The centers have fire suppression systems, automated security monitoring around the clock, infrastructure teams that work on site, hard drive arrays running RAID and daily vulnerability assessments.
The service uses AES 256-bit with SSL to protect your content in-transit. The same level of encryption will scramble your data at-rest, but only if you are a Professional or Enterprise subscriber.
Like many other EFSS solutions, it doesn’t use private, end-to-end encryption, which makes your files unreadable to anyone besides you. It doesn’t integrate with Boxcryptor, either, so you can’t use that to get it. FilesAnywhere takes a snapshot of every account daily. It stores it for 30 days and lets you use it if you’re hit with ransomware.
Encryption won’t help if you have a weak password. Fortunately, you can set minimum strength requirements and lengths for passwords in the Admin Console. Plus, you can set how often passwords expire, the number of failed attempts allowed before account lockout, prevent reuse of old passwords and enable the password recovery option.

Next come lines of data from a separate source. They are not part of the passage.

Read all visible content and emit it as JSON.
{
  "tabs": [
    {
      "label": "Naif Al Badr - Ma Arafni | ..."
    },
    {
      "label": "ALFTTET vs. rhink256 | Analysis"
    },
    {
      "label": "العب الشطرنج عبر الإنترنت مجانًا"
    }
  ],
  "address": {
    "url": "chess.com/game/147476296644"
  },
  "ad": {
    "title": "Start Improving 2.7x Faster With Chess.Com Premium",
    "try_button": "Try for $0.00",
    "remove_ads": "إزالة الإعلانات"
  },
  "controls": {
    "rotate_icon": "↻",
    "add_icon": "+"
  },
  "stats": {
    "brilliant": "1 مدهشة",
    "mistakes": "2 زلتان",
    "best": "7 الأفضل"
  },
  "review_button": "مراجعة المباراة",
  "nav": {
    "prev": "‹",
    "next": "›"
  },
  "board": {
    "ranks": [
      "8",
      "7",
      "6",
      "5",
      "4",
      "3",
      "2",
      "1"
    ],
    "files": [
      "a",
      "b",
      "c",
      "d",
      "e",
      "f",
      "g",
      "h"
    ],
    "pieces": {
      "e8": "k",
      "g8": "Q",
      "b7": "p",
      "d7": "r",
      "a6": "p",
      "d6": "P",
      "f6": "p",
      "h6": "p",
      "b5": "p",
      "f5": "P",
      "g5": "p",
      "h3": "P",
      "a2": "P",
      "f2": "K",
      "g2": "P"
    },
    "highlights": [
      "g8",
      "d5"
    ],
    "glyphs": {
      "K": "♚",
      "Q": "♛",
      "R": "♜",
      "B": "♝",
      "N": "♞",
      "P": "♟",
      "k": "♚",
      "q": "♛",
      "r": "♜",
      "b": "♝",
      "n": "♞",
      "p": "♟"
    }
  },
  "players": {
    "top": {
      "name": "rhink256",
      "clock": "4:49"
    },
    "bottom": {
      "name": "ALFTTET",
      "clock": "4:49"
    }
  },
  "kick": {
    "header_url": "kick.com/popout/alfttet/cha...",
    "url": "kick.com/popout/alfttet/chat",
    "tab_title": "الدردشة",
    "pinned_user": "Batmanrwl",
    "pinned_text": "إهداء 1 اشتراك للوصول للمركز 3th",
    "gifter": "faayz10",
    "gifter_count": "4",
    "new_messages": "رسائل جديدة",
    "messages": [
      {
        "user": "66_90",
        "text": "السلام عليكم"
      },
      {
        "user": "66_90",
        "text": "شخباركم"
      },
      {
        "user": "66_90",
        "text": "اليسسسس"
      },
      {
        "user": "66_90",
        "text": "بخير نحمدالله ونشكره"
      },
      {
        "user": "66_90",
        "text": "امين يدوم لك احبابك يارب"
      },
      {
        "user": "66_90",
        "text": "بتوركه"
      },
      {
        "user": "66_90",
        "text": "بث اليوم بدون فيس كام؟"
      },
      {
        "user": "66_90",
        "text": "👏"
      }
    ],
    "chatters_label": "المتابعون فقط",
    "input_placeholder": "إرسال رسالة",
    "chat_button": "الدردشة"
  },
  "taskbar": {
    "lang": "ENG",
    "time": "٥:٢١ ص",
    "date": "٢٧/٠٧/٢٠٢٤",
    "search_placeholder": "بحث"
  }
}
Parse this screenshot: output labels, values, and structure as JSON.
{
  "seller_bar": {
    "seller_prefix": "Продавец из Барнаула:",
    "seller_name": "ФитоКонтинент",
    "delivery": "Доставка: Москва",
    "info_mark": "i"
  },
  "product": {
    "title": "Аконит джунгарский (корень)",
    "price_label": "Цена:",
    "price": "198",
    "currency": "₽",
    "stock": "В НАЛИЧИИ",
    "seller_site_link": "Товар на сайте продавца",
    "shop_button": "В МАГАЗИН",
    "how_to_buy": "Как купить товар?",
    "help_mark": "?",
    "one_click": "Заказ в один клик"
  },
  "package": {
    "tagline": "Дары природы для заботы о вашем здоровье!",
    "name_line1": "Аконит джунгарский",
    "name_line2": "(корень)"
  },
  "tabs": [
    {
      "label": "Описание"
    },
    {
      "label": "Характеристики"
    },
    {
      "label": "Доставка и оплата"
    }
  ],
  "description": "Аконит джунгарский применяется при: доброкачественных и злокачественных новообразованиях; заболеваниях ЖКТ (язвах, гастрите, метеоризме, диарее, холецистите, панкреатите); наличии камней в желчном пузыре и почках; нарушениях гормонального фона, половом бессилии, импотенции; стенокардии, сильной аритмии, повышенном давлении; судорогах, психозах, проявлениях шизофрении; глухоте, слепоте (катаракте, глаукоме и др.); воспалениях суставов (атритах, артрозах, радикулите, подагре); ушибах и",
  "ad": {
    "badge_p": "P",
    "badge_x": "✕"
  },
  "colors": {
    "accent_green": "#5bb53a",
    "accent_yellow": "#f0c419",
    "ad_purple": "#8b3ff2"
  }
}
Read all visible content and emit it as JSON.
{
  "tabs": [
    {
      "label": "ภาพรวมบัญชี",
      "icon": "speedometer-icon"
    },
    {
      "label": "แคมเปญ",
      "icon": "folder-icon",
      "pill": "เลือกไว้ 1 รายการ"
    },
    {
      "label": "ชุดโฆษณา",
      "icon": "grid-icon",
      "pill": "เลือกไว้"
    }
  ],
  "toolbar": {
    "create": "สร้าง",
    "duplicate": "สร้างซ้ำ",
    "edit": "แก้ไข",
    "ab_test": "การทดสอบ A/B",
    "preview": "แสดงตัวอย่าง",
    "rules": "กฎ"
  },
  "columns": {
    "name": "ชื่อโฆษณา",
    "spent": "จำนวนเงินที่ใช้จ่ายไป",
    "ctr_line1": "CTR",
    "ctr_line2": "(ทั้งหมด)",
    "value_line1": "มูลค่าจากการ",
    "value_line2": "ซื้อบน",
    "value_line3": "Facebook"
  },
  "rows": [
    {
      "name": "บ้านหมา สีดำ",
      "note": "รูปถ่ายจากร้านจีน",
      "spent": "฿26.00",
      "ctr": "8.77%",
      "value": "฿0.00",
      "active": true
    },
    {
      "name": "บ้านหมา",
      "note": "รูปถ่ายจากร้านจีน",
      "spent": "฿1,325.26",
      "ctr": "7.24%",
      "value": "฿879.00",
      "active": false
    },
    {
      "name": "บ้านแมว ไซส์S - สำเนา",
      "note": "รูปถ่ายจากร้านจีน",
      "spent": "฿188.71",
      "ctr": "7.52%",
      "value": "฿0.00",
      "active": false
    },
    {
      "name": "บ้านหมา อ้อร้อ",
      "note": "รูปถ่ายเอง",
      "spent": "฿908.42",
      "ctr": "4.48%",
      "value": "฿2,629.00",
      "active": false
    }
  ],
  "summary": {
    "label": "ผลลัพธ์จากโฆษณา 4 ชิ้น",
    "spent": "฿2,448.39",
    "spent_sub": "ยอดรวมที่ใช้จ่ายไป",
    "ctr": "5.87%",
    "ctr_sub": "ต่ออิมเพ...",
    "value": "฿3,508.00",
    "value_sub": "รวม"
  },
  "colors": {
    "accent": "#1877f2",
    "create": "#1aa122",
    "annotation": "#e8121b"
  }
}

You can enable two-factor authentication to help protect your users’ credentials, too. When it’s turned on, users will have to enter an additional code they receive via email, SMS or phone call to log in. Additional features include filtering access by IP address and restricting logins per day.
If you use Professional or Enterprise, you also get single sign-on to better manage user passwords and enable users to log in to multiple platforms with the same credentials.
FilesAnywhere restricts access to your files to a select few technicians who can’t get to them if they aren’t required by law. Still, the privacy of your files isn’t guaranteed, as it is with Sync.com, one of the best zero-knowledge services.
There isn’t a user forum to support you, but the service provides a knowledgebase, which it says you can access 24/7. We feel that around-the-clock access to help tips and an FAQ isn’t worth bragging about. What would be is 24/7 phone support, but it is only available 12 hours a day.
You can send an email via the submit request form. Our experiences varied, though. We asked a series of questions over several days. The first two were answered quickly, while the last two were still in progress a day later. Presumably, if you’re an Enterprise user, you can avoid that by using the VIP support, which has a priority line available.
We’re impressed with FilesAnywhere’s sharing options, as they include many features other services don’t. We can say the same about its Admin Console, which lets you tweak security in a variety of ways. Virtual folders give you a lot of flexibility when browsing your content and sharing it, too.
Still, FilesAnywhere varies in quality. There are strong security, sharing and sync capabilities coupled with low-value prices and an interface that’s rich in features but in need of an upgrade. The service is powerful, if still a couple of improvements away from being competitive with the best EFSS providers.
What do you think of FilesAnywhere? Which EFSS service do you use? Let us know in the comments below. Thank you for reading.